- [WORK REQUEST] Where does the string "emoji" occur in the records below? Copy every line that holds it.

- [RECORDS SUPPLIED]
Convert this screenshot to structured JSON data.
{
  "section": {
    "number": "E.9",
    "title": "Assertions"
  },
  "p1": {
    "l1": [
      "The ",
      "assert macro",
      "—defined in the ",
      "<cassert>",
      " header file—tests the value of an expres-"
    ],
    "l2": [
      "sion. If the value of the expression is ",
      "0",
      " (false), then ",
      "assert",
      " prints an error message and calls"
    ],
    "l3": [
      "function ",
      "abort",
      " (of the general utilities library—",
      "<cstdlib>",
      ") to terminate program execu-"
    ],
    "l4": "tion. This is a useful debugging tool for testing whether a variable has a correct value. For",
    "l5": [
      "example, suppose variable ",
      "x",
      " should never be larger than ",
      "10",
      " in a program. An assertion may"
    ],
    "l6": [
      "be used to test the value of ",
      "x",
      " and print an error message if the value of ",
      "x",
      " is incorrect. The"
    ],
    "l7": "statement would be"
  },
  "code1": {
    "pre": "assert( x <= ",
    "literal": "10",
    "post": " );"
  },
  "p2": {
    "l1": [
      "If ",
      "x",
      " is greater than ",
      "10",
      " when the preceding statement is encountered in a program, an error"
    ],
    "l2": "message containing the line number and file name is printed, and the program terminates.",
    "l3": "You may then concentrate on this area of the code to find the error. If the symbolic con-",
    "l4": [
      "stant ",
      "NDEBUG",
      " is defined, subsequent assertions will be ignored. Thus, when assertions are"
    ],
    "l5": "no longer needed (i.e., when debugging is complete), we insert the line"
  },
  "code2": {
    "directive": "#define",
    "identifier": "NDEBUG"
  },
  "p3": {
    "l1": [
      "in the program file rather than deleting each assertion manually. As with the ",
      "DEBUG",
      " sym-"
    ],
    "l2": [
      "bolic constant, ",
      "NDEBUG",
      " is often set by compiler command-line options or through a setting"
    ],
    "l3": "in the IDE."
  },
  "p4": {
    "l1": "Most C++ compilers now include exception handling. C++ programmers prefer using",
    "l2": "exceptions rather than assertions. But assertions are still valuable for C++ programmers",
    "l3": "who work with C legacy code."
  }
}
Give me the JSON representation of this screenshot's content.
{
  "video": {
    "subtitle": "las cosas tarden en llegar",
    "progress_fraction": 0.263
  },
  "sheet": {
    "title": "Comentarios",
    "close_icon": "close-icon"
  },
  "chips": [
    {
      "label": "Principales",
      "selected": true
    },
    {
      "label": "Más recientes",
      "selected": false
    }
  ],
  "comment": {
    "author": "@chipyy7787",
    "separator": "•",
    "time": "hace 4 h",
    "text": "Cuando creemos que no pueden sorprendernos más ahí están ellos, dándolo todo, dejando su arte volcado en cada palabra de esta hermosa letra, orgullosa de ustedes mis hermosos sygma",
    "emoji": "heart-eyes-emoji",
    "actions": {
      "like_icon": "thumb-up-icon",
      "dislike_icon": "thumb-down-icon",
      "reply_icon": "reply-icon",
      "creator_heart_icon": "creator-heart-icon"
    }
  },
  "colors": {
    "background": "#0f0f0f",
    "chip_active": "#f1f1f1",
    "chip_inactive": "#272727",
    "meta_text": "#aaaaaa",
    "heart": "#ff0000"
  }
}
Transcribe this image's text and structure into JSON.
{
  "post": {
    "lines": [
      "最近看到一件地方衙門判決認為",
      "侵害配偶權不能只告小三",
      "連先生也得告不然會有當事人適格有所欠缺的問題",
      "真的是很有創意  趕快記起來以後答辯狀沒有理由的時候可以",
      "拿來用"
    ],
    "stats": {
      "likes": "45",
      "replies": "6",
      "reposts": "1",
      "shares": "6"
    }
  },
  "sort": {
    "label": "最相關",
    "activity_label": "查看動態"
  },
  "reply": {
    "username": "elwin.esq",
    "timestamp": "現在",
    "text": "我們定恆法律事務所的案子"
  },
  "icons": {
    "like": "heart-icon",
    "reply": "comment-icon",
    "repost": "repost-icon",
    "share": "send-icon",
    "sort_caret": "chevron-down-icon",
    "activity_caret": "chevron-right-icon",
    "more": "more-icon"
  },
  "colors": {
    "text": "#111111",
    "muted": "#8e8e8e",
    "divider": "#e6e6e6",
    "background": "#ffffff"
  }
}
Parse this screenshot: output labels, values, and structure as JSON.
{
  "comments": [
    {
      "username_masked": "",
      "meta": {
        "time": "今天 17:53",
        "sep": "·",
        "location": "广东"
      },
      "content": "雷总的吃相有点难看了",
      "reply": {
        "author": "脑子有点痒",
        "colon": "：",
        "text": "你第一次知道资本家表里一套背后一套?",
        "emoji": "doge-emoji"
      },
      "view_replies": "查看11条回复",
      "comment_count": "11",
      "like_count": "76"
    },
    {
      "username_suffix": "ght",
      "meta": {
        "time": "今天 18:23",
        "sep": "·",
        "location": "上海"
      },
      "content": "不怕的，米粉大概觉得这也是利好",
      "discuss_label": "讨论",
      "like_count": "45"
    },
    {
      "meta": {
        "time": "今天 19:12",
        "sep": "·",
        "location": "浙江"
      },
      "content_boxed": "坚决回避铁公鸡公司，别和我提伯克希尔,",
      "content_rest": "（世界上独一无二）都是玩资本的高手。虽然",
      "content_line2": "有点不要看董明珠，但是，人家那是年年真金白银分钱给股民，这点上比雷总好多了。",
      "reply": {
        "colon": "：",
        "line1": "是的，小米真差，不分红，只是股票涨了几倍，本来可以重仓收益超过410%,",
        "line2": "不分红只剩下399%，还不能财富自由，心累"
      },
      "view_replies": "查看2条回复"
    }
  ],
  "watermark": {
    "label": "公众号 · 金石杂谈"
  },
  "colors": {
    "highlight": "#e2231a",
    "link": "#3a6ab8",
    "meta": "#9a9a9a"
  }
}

- [RESPONSE TO THIS TASK]
    "emoji": "heart-eyes-emoji",
        "emoji": "doge-emoji"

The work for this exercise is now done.